*** Opening of RECORD SET ***

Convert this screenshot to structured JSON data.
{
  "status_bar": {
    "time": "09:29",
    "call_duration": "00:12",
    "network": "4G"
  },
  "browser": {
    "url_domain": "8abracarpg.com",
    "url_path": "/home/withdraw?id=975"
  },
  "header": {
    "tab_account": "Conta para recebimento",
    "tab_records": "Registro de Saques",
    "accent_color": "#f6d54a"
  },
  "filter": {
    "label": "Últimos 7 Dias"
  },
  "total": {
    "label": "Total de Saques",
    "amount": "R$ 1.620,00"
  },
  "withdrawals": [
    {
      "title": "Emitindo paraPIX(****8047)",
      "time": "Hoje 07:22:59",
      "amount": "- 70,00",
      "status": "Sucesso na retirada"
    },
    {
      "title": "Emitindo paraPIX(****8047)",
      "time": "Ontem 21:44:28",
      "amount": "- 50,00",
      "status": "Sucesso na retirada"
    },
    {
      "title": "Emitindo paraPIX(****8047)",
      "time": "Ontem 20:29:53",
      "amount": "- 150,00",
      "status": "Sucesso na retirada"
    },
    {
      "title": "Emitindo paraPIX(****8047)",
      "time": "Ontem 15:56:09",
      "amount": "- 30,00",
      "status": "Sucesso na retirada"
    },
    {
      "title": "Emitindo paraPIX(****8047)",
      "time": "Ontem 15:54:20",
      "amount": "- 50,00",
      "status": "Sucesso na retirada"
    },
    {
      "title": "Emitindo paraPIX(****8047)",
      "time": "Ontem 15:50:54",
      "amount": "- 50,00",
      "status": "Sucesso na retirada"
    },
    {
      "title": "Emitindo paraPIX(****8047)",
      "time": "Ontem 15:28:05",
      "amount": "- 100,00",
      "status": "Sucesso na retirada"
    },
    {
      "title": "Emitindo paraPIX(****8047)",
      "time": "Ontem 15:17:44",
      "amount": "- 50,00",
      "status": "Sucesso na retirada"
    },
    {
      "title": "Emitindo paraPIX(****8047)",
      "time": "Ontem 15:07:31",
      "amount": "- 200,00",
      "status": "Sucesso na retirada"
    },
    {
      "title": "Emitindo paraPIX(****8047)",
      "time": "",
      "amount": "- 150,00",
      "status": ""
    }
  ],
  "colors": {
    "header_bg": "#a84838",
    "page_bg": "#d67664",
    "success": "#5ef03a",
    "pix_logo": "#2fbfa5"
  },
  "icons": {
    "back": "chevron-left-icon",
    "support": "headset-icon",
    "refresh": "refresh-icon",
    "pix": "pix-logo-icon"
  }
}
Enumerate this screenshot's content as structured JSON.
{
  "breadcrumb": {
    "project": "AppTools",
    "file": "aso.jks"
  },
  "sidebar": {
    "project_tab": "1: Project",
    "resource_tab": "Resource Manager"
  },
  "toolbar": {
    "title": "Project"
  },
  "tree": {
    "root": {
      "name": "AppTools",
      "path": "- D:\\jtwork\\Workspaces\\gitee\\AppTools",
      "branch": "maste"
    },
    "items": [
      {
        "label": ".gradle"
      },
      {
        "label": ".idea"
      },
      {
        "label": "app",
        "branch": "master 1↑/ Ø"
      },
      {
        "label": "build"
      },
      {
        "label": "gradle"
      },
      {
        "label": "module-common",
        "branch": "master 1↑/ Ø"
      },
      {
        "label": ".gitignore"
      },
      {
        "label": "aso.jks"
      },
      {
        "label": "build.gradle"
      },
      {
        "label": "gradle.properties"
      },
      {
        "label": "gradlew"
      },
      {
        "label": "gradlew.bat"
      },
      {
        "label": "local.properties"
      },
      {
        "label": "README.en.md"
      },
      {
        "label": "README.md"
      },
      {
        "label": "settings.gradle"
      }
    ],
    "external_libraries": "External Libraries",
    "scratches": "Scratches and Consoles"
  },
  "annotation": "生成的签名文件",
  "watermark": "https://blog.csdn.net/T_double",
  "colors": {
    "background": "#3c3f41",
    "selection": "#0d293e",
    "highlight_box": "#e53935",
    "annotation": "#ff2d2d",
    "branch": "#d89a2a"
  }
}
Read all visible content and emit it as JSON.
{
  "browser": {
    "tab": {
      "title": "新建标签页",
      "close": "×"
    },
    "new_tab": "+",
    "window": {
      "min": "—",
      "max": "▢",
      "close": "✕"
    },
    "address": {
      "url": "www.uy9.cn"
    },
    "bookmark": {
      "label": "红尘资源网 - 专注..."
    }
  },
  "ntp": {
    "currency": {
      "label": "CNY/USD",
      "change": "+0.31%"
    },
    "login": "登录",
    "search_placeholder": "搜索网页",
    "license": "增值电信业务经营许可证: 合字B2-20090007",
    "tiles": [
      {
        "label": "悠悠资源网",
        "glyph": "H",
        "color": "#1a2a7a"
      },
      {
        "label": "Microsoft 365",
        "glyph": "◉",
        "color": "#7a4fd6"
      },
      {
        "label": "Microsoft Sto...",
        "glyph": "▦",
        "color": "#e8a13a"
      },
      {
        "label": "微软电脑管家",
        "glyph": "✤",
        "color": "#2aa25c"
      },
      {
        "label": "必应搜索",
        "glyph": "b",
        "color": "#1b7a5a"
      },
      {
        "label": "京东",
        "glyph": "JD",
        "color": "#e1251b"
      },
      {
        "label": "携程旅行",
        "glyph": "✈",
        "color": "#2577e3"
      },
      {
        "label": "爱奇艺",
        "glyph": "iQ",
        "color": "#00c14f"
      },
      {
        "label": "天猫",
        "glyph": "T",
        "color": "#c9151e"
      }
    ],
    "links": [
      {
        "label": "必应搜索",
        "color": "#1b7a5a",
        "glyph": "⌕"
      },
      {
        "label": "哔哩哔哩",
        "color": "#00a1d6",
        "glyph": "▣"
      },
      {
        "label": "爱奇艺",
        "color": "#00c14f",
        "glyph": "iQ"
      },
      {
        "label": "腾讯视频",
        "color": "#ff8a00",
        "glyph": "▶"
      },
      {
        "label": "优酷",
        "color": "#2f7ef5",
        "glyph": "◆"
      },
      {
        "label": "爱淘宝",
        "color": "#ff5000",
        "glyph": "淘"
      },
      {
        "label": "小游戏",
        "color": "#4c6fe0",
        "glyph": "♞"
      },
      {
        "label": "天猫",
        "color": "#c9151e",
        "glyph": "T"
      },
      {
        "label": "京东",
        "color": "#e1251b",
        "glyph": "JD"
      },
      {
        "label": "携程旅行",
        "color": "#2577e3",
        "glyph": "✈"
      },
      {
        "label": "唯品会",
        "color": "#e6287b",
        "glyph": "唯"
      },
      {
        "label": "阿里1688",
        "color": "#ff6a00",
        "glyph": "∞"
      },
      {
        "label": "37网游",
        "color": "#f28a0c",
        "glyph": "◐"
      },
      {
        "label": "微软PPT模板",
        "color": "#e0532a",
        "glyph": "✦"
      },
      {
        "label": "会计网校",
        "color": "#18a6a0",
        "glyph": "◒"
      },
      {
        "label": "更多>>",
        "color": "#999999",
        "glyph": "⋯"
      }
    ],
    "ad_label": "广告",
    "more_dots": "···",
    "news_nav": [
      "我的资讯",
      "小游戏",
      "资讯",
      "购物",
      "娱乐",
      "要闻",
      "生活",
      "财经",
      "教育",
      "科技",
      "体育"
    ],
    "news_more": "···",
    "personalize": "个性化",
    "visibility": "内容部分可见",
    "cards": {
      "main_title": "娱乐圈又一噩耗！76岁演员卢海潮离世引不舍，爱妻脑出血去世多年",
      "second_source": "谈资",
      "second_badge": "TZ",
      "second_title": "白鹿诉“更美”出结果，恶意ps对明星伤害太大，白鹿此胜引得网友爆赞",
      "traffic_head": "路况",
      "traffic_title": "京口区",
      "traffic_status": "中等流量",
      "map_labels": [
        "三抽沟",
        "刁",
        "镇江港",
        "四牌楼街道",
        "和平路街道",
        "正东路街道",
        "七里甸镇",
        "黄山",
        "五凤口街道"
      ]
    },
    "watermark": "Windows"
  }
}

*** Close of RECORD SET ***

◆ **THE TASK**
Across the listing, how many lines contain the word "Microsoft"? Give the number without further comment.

◆ **RESULT OF THE EXERCISE**
2